- _TASK DESCRIPTION_:
Say how many of the lines below contain the word "Continue"; nothing else belongs in the answer.

- _EXTRACTED MATERIAL_:
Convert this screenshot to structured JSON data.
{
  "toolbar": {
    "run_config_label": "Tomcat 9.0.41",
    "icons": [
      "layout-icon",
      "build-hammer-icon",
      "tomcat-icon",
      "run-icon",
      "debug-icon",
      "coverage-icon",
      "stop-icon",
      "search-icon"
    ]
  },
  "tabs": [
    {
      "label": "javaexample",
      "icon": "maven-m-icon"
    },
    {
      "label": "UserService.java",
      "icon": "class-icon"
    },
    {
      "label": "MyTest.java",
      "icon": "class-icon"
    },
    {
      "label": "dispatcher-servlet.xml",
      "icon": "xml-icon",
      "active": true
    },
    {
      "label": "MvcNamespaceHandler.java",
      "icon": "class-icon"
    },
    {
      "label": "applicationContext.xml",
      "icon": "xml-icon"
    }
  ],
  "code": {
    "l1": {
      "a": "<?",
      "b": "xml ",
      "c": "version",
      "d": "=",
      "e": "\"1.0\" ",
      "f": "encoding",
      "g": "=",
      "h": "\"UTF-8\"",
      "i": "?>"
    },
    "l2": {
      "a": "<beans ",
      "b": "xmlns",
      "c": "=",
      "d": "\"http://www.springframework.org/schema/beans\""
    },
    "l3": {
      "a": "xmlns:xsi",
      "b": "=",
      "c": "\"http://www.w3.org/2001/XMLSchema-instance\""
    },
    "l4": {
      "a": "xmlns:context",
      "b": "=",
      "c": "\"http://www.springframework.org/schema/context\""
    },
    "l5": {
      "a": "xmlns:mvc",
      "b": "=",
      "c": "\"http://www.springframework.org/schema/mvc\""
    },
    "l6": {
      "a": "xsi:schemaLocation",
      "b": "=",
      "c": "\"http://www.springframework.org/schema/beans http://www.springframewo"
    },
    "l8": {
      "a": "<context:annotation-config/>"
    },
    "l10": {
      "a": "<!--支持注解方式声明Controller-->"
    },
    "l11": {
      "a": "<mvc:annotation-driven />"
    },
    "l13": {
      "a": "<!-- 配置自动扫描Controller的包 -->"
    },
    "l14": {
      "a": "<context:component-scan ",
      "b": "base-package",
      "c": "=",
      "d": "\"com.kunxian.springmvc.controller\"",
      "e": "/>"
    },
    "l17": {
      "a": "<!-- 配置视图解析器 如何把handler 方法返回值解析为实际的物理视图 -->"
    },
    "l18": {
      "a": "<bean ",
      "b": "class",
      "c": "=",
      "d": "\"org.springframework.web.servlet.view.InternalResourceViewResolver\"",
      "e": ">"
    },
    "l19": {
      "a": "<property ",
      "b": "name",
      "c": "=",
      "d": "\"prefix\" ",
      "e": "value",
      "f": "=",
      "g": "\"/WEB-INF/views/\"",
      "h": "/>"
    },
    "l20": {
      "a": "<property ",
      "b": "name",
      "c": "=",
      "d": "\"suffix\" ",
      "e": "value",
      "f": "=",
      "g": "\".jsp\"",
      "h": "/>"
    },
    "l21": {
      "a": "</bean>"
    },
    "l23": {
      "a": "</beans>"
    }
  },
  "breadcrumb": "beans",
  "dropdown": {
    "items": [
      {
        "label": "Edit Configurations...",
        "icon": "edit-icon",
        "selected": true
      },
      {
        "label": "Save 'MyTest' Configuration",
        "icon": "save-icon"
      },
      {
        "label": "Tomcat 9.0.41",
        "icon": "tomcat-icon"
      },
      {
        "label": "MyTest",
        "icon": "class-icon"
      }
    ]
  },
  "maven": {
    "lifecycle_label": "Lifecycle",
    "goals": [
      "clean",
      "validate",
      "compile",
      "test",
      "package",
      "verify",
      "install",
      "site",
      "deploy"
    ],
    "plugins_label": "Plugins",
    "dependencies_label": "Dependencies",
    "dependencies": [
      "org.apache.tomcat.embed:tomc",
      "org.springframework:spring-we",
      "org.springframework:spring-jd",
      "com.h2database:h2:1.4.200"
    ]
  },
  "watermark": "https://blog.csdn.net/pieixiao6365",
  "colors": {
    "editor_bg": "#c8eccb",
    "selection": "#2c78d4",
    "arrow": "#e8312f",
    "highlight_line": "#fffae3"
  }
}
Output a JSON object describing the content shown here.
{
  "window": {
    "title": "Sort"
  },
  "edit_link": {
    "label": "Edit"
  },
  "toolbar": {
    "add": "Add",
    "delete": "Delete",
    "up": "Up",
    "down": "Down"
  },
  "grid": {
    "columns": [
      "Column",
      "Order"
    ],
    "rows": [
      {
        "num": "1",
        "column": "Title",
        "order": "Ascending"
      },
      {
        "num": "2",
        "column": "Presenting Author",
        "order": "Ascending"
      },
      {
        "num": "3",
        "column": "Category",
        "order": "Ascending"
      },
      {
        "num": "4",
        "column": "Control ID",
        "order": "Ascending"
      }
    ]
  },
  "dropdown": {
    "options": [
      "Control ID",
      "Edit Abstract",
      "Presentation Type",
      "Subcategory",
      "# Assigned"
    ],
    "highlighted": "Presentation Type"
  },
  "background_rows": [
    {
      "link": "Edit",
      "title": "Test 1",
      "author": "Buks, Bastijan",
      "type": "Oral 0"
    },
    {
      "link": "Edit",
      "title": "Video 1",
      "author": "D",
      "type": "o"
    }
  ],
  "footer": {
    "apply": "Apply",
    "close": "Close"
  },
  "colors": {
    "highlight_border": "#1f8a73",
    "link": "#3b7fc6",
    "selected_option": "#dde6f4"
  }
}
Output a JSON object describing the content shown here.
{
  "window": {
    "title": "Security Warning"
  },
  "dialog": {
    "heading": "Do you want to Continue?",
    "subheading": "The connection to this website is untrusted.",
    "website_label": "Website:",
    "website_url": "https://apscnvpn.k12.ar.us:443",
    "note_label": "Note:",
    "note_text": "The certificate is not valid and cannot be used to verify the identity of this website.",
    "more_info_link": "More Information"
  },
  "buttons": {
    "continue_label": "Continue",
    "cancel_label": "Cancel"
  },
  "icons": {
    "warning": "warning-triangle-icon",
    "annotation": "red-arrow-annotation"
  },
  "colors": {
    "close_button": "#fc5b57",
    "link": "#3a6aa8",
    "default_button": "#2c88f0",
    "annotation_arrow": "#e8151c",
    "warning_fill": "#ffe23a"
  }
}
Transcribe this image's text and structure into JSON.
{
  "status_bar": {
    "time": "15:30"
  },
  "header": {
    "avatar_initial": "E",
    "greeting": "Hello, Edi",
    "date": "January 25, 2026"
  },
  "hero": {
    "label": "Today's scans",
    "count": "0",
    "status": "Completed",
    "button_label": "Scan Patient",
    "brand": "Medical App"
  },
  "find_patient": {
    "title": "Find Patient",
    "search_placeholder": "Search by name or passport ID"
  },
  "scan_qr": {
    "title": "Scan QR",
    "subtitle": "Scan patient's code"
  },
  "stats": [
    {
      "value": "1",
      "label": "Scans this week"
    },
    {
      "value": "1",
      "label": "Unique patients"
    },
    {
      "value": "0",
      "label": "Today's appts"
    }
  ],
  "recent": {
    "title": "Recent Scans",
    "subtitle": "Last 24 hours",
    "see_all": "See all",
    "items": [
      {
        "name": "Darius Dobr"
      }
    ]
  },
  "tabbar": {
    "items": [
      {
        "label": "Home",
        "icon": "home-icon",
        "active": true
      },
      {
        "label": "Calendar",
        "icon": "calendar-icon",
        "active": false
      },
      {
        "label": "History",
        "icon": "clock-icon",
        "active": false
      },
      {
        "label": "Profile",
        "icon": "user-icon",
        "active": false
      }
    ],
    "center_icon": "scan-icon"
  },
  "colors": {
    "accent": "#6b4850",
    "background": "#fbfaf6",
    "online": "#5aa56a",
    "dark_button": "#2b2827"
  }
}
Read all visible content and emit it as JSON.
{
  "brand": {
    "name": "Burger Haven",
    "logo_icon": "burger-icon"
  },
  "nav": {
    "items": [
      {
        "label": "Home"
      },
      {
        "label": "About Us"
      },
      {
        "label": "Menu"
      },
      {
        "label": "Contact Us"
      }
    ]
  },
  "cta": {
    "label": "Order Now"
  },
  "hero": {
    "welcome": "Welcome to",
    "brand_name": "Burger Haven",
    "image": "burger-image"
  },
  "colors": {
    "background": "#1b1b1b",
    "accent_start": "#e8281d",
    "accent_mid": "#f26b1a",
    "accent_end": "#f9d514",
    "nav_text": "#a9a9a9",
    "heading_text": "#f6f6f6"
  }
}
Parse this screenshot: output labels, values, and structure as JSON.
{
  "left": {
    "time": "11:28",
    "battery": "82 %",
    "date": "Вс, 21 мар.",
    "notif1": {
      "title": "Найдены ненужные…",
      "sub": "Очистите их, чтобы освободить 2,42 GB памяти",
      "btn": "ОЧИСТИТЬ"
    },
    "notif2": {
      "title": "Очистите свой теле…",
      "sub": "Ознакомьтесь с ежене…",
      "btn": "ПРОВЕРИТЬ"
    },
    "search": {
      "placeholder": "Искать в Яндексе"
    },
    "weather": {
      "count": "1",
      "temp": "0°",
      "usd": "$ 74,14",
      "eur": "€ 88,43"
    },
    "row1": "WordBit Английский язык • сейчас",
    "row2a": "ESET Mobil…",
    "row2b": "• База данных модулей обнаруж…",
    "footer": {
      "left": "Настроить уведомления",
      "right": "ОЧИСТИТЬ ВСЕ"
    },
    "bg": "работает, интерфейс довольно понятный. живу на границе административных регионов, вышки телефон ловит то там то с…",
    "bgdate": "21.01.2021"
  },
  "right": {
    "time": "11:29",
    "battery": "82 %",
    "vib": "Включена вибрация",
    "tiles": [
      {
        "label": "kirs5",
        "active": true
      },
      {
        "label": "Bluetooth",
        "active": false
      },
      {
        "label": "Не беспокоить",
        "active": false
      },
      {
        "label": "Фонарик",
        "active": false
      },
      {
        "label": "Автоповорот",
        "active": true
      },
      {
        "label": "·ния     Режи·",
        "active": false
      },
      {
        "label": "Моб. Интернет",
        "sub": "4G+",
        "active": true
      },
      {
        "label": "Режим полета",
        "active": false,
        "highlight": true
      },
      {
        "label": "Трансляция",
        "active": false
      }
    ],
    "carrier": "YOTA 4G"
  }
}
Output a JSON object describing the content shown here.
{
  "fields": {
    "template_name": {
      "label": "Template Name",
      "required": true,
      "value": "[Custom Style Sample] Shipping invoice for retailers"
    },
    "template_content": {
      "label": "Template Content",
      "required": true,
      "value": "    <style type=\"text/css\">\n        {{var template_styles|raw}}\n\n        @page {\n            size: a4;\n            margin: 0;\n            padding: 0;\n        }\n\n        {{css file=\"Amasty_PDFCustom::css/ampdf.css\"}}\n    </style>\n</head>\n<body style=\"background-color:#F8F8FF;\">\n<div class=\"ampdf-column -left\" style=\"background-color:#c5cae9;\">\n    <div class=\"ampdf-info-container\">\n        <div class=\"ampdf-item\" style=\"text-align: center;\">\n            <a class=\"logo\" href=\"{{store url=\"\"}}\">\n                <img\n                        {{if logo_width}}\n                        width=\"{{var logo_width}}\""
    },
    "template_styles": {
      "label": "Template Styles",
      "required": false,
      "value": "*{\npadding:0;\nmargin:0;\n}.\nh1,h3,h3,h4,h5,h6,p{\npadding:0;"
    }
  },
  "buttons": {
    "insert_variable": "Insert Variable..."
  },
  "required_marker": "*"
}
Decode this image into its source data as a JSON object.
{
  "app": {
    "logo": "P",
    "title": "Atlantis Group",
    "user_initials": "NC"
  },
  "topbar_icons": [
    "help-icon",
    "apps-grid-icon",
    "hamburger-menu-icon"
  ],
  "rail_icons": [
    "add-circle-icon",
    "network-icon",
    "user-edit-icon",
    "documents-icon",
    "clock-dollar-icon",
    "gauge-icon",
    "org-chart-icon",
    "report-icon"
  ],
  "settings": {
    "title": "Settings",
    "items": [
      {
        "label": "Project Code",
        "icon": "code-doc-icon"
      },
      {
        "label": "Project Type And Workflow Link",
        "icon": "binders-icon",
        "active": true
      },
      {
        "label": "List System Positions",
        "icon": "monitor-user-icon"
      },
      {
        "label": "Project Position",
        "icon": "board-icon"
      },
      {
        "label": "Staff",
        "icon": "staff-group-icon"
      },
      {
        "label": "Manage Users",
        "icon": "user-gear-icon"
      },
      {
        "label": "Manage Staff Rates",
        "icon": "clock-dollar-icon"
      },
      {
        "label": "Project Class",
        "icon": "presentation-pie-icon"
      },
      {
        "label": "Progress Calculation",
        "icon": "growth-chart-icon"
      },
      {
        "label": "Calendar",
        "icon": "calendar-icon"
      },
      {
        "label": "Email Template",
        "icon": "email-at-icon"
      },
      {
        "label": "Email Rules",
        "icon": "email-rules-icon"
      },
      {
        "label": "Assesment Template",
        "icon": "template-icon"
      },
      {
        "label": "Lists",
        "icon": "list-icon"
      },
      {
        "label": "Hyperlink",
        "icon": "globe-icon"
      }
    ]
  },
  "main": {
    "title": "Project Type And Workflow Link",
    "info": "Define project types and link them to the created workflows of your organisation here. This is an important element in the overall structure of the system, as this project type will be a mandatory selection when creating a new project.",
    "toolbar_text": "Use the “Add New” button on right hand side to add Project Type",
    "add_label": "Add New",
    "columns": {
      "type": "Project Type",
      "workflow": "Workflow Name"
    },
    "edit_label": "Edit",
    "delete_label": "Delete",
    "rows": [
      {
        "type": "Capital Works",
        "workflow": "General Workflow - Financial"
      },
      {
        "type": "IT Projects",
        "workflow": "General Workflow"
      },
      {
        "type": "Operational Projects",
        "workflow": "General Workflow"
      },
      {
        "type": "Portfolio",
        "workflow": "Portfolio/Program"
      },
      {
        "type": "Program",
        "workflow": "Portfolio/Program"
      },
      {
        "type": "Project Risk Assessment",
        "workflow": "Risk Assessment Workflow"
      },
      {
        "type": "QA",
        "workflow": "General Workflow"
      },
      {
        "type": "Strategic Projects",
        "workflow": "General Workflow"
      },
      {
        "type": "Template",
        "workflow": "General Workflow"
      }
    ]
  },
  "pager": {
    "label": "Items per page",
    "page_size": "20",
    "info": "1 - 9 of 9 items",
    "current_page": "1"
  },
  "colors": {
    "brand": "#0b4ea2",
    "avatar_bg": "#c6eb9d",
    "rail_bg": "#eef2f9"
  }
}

- _WRITTEN RESPONSE_:
2